» EXERCISE BRIEF
Can you output the records below exactly as they are written?

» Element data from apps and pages
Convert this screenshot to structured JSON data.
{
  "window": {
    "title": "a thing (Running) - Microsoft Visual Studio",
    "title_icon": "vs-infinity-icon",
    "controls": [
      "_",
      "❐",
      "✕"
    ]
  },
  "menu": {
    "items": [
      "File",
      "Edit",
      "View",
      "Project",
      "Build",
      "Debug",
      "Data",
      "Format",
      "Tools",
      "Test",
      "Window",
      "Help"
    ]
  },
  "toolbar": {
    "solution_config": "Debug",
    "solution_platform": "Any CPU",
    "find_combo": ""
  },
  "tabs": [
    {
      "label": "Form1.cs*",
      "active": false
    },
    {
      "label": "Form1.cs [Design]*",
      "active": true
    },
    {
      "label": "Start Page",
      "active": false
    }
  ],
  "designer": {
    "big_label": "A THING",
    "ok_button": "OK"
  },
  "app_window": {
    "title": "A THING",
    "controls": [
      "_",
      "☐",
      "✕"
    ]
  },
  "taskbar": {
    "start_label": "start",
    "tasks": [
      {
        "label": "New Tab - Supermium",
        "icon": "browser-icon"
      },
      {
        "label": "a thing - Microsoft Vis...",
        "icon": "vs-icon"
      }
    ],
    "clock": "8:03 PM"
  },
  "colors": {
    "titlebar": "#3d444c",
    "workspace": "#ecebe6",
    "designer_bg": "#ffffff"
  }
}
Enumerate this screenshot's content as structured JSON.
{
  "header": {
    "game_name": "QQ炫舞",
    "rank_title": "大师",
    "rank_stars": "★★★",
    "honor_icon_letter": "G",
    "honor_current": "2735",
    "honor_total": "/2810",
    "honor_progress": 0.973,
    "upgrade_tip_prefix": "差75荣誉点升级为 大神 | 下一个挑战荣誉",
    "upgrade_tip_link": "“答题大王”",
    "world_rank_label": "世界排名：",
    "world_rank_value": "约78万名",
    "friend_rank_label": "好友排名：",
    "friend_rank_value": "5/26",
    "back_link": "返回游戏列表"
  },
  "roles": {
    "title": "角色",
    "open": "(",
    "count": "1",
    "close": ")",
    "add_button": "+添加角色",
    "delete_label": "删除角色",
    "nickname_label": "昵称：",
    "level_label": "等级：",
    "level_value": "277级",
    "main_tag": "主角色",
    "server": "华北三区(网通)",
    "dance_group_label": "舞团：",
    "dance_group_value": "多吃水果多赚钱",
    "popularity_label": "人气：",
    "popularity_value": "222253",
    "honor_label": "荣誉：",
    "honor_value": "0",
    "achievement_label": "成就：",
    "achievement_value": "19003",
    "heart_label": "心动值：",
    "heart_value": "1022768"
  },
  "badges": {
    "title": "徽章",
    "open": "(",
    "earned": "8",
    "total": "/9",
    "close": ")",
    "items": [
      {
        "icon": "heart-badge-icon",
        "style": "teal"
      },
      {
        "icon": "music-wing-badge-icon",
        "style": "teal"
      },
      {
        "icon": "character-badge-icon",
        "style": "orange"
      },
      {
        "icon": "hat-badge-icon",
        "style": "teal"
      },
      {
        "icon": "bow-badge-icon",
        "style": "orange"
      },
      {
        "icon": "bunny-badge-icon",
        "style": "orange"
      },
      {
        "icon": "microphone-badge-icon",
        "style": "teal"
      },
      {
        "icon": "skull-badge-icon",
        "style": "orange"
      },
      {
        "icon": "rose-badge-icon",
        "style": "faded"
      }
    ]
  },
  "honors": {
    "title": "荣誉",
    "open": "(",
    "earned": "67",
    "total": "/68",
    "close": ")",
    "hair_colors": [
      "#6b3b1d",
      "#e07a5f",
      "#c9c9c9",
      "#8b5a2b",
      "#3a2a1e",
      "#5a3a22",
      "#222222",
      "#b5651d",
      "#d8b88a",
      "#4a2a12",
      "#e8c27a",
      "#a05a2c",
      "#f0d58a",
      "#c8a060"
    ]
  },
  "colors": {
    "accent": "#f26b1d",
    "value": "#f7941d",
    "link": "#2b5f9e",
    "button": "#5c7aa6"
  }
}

» EXERCISE SOLUTION
Convert this screenshot to structured JSON data.
{
  "window": {
    "title": "a thing (Running) - Microsoft Visual Studio",
    "title_icon": "vs-infinity-icon",
    "controls": [
      "_",
      "❐",
      "✕"
    ]
  },
  "menu": {
    "items": [
      "File",
      "Edit",
      "View",
      "Project",
      "Build",
      "Debug",
      "Data",
      "Format",
      "Tools",
      "Test",
      "Window",
      "Help"
    ]
  },
  "toolbar": {
    "solution_config": "Debug",
    "solution_platform": "Any CPU",
    "find_combo": ""
  },
  "tabs": [
    {
      "label": "Form1.cs*",
      "active": false
    },
    {
      "label": "Form1.cs [Design]*",
      "active": true
    },
    {
      "label": "Start Page",
      "active": false
    }
  ],
  "designer": {
    "big_label": "A THING",
    "ok_button": "OK"
  },
  "app_window": {
    "title": "A THING",
    "controls": [
      "_",
      "☐",
      "✕"
    ]
  },
  "taskbar": {
    "start_label": "start",
    "tasks": [
      {
        "label": "New Tab - Supermium",
        "icon": "browser-icon"
      },
      {
        "label": "a thing - Microsoft Vis...",
        "icon": "vs-icon"
      }
    ],
    "clock": "8:03 PM"
  },
  "colors": {
    "titlebar": "#3d444c",
    "workspace": "#ecebe6",
    "designer_bg": "#ffffff"
  }
}
Enumerate this screenshot's content as structured JSON.
{
  "header": {
    "game_name": "QQ炫舞",
    "rank_title": "大师",
    "rank_stars": "★★★",
    "honor_icon_letter": "G",
    "honor_current": "2735",
    "honor_total": "/2810",
    "honor_progress": 0.973,
    "upgrade_tip_prefix": "差75荣誉点升级为 大神 | 下一个挑战荣誉",
    "upgrade_tip_link": "“答题大王”",
    "world_rank_label": "世界排名：",
    "world_rank_value": "约78万名",
    "friend_rank_label": "好友排名：",
    "friend_rank_value": "5/26",
    "back_link": "返回游戏列表"
  },
  "roles": {
    "title": "角色",
    "open": "(",
    "count": "1",
    "close": ")",
    "add_button": "+添加角色",
    "delete_label": "删除角色",
    "nickname_label": "昵称：",
    "level_label": "等级：",
    "level_value": "277级",
    "main_tag": "主角色",
    "server": "华北三区(网通)",
    "dance_group_label": "舞团：",
    "dance_group_value": "多吃水果多赚钱",
    "popularity_label": "人气：",
    "popularity_value": "222253",
    "honor_label": "荣誉：",
    "honor_value": "0",
    "achievement_label": "成就：",
    "achievement_value": "19003",
    "heart_label": "心动值：",
    "heart_value": "1022768"
  },
  "badges": {
    "title": "徽章",
    "open": "(",
    "earned": "8",
    "total": "/9",
    "close": ")",
    "items": [
      {
        "icon": "heart-badge-icon",
        "style": "teal"
      },
      {
        "icon": "music-wing-badge-icon",
        "style": "teal"
      },
      {
        "icon": "character-badge-icon",
        "style": "orange"
      },
      {
        "icon": "hat-badge-icon",
        "style": "teal"
      },
      {
        "icon": "bow-badge-icon",
        "style": "orange"
      },
      {
        "icon": "bunny-badge-icon",
        "style": "orange"
      },
      {
        "icon": "microphone-badge-icon",
        "style": "teal"
      },
      {
        "icon": "skull-badge-icon",
        "style": "orange"
      },
      {
        "icon": "rose-badge-icon",
        "style": "faded"
      }
    ]
  },
  "honors": {
    "title": "荣誉",
    "open": "(",
    "earned": "67",
    "total": "/68",
    "close": ")",
    "hair_colors": [
      "#6b3b1d",
      "#e07a5f",
      "#c9c9c9",
      "#8b5a2b",
      "#3a2a1e",
      "#5a3a22",
      "#222222",
      "#b5651d",
      "#d8b88a",
      "#4a2a12",
      "#e8c27a",
      "#a05a2c",
      "#f0d58a",
      "#c8a060"
    ]
  },
  "colors": {
    "accent": "#f26b1d",
    "value": "#f7941d",
    "link": "#2b5f9e",
    "button": "#5c7aa6"
  }
}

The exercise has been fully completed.